Prompt: When the word "Accumulated" shows up in a line of the data below, copy that whole line.

━━━━━━━━━━━━━━━━━━━━━━━━━━━━━━

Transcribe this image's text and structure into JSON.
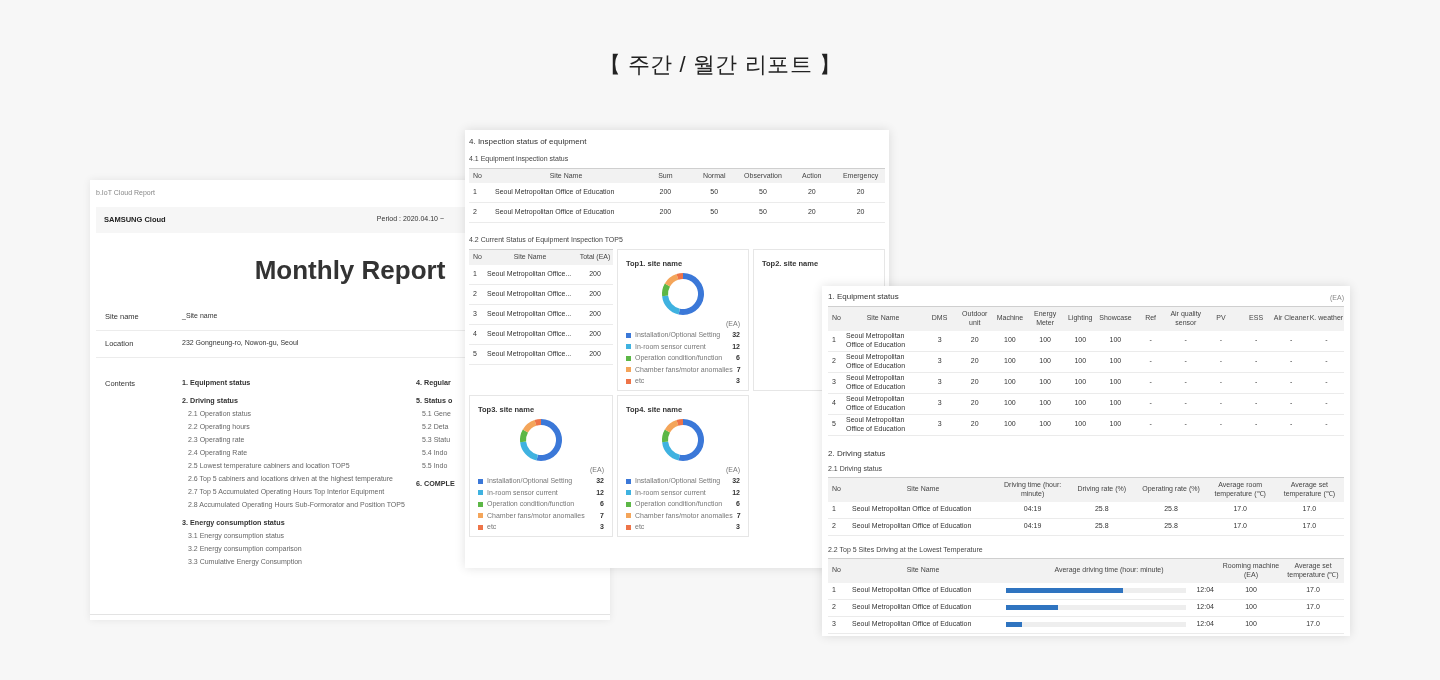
{
  "heading": "【 주간 / 월간 리포트 】",
  "cover_page": {
    "caption": "b.IoT Cloud Report",
    "brand": "SAMSUNG Cloud",
    "period": "Period : 2020.04.10 ~",
    "title": "Monthly Report",
    "fields": [
      {
        "label": "Site name",
        "value": "_Site name"
      },
      {
        "label": "Location",
        "value": "232 Gongneung-ro, Nowon-gu, Seoul"
      }
    ],
    "contents_label": "Contents",
    "contents_columns": [
      [
        {
          "title": "1. Equipment status"
        },
        {
          "title": "2. Driving status",
          "children": [
            "2.1 Operation status",
            "2.2 Operating hours",
            "2.3 Operating rate",
            "2.4 Operating Rate",
            "2.5 Lowest temperature cabiners and location TOP5",
            "2.6 Top 5 cabiners and locations driven at the highest temperature",
            "2.7 Top 5 Accumulated Operating Hours Top Interior Equipment",
            "2.8 Accumulated Operating Hours Sub-Formorator and Position TOP5"
          ]
        },
        {
          "title": "3. Energy consumption status",
          "children": [
            "3.1 Energy consumption status",
            "3.2 Energy consumption comparison",
            "3.3 Cumulative Energy Consumption"
          ]
        }
      ],
      [
        {
          "title": "4. Regular"
        },
        {
          "title": "5. Status o",
          "children": [
            "5.1 Gene",
            "5.2 Deta",
            "5.3 Statu",
            "5.4 Indo",
            "5.5 Indo"
          ]
        },
        {
          "title": "6. COMPLE"
        }
      ]
    ]
  },
  "inspection_page": {
    "title": "4. Inspection status of equipment",
    "inspection_table": {
      "title": "4.1 Equipment inspection status",
      "columns": [
        "No",
        "Site Name",
        "Sum",
        "Normal",
        "Observation",
        "Action",
        "Emergency"
      ],
      "rows": [
        [
          "1",
          "Seoul Metropolitan Office of Education",
          "200",
          "50",
          "50",
          "20",
          "20"
        ],
        [
          "2",
          "Seoul Metropolitan Office of Education",
          "200",
          "50",
          "50",
          "20",
          "20"
        ]
      ]
    },
    "top5": {
      "title": "4.2 Current Status of Equipment Inspection TOP5",
      "table": {
        "columns": [
          "No",
          "Site Name",
          "Total (EA)"
        ],
        "rows": [
          [
            "1",
            "Seoul Metropolitan Office...",
            "200"
          ],
          [
            "2",
            "Seoul Metropolitan Office...",
            "200"
          ],
          [
            "3",
            "Seoul Metropolitan Office...",
            "200"
          ],
          [
            "4",
            "Seoul Metropolitan Office...",
            "200"
          ],
          [
            "5",
            "Seoul Metropolitan Office...",
            "200"
          ]
        ]
      },
      "cards": [
        {
          "title": "Top1. site name",
          "unit": "(EA)",
          "chart_data": {
            "type": "donut",
            "values": [
              53.33,
              20,
              10,
              11.67,
              5
            ]
          },
          "legend": [
            {
              "label": "Installation/Optional Setting",
              "value": "32",
              "color": "#3b78d8"
            },
            {
              "label": "In-room sensor current",
              "value": "12",
              "color": "#3fb2e0"
            },
            {
              "label": "Operation condition/function",
              "value": "6",
              "color": "#5cb746"
            },
            {
              "label": "Chamber fans/motor anomalies",
              "value": "7",
              "color": "#f4a55a"
            },
            {
              "label": "etc",
              "value": "3",
              "color": "#ee7448"
            }
          ]
        },
        {
          "title": "Top2. site name"
        },
        {
          "title": "Top3. site name",
          "unit": "(EA)",
          "chart_data": {
            "type": "donut",
            "values": [
              53.33,
              20,
              10,
              11.67,
              5
            ]
          },
          "legend": [
            {
              "label": "Installation/Optional Setting",
              "value": "32",
              "color": "#3b78d8"
            },
            {
              "label": "In-room sensor current",
              "value": "12",
              "color": "#3fb2e0"
            },
            {
              "label": "Operation condition/function",
              "value": "6",
              "color": "#5cb746"
            },
            {
              "label": "Chamber fans/motor anomalies",
              "value": "7",
              "color": "#f4a55a"
            },
            {
              "label": "etc",
              "value": "3",
              "color": "#ee7448"
            }
          ]
        },
        {
          "title": "Top4. site name",
          "unit": "(EA)",
          "chart_data": {
            "type": "donut",
            "values": [
              53.33,
              20,
              10,
              11.67,
              5
            ]
          },
          "legend": [
            {
              "label": "Installation/Optional Setting",
              "value": "32",
              "color": "#3b78d8"
            },
            {
              "label": "In-room sensor current",
              "value": "12",
              "color": "#3fb2e0"
            },
            {
              "label": "Operation condition/function",
              "value": "6",
              "color": "#5cb746"
            },
            {
              "label": "Chamber fans/motor anomalies",
              "value": "7",
              "color": "#f4a55a"
            },
            {
              "label": "etc",
              "value": "3",
              "color": "#ee7448"
            }
          ]
        }
      ]
    }
  },
  "status_page": {
    "equipment": {
      "title": "1. Equipment status",
      "unit": "(EA)",
      "columns": [
        "No",
        "Site Name",
        "DMS",
        "Outdoor unit",
        "Machine",
        "Energy Meter",
        "Lighting",
        "Showcase",
        "Ref",
        "Air quality sensor",
        "PV",
        "ESS",
        "Air Cleaner",
        "K. weather"
      ],
      "rows": [
        [
          "1",
          "Seoul Metropolitan Office of Education",
          "3",
          "20",
          "100",
          "100",
          "100",
          "100",
          "-",
          "-",
          "-",
          "-",
          "-",
          "-"
        ],
        [
          "2",
          "Seoul Metropolitan Office of Education",
          "3",
          "20",
          "100",
          "100",
          "100",
          "100",
          "-",
          "-",
          "-",
          "-",
          "-",
          "-"
        ],
        [
          "3",
          "Seoul Metropolitan Office of Education",
          "3",
          "20",
          "100",
          "100",
          "100",
          "100",
          "-",
          "-",
          "-",
          "-",
          "-",
          "-"
        ],
        [
          "4",
          "Seoul Metropolitan Office of Education",
          "3",
          "20",
          "100",
          "100",
          "100",
          "100",
          "-",
          "-",
          "-",
          "-",
          "-",
          "-"
        ],
        [
          "5",
          "Seoul Metropolitan Office of Education",
          "3",
          "20",
          "100",
          "100",
          "100",
          "100",
          "-",
          "-",
          "-",
          "-",
          "-",
          "-"
        ]
      ]
    },
    "driving": {
      "title": "2. Driving status",
      "status_table": {
        "title": "2.1 Driving status",
        "columns": [
          "No",
          "Site Name",
          "Driving time (hour: minute)",
          "Driving rate (%)",
          "Operating rate (%)",
          "Average room temperature (℃)",
          "Average set temperature (℃)"
        ],
        "rows": [
          [
            "1",
            "Seoul Metropolitan Office of Education",
            "04:19",
            "25.8",
            "25.8",
            "17.0",
            "17.0"
          ],
          [
            "2",
            "Seoul Metropolitan Office of Education",
            "04:19",
            "25.8",
            "25.8",
            "17.0",
            "17.0"
          ]
        ]
      },
      "lowest_table": {
        "title": "2.2 Top 5 Sites Driving at the Lowest Temperature",
        "columns": [
          "No",
          "Site Name",
          "Average driving time (hour: minute)",
          "Rooming machine (EA)",
          "Average set temperature (℃)"
        ],
        "rows": [
          {
            "no": "1",
            "site": "Seoul Metropolitan Office of Education",
            "level": 0.65,
            "time": "12:04",
            "machines": "100",
            "set_temp": "17.0"
          },
          {
            "no": "2",
            "site": "Seoul Metropolitan Office of Education",
            "level": 0.29,
            "time": "12:04",
            "machines": "100",
            "set_temp": "17.0"
          },
          {
            "no": "3",
            "site": "Seoul Metropolitan Office of Education",
            "level": 0.09,
            "time": "12:04",
            "machines": "100",
            "set_temp": "17.0"
          }
        ]
      }
    }
  }
}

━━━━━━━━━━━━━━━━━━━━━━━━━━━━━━

Result of this task:
            "2.7 Top 5 Accumulated Operating Hours Top Interior Equipment",
            "2.8 Accumulated Operating Hours Sub-Formorator and Position TOP5"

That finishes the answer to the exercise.